Data about app and page elements:
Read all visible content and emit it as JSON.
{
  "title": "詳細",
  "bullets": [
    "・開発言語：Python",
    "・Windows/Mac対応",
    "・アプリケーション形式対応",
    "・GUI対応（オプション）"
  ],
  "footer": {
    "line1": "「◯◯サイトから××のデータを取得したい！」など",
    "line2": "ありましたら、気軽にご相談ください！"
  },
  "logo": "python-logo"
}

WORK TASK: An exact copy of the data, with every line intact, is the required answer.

RESPONSE TO THE TASK:
Read all visible content and emit it as JSON.
{
  "title": "詳細",
  "bullets": [
    "・開発言語：Python",
    "・Windows/Mac対応",
    "・アプリケーション形式対応",
    "・GUI対応（オプション）"
  ],
  "footer": {
    "line1": "「◯◯サイトから××のデータを取得したい！」など",
    "line2": "ありましたら、気軽にご相談ください！"
  },
  "logo": "python-logo"
}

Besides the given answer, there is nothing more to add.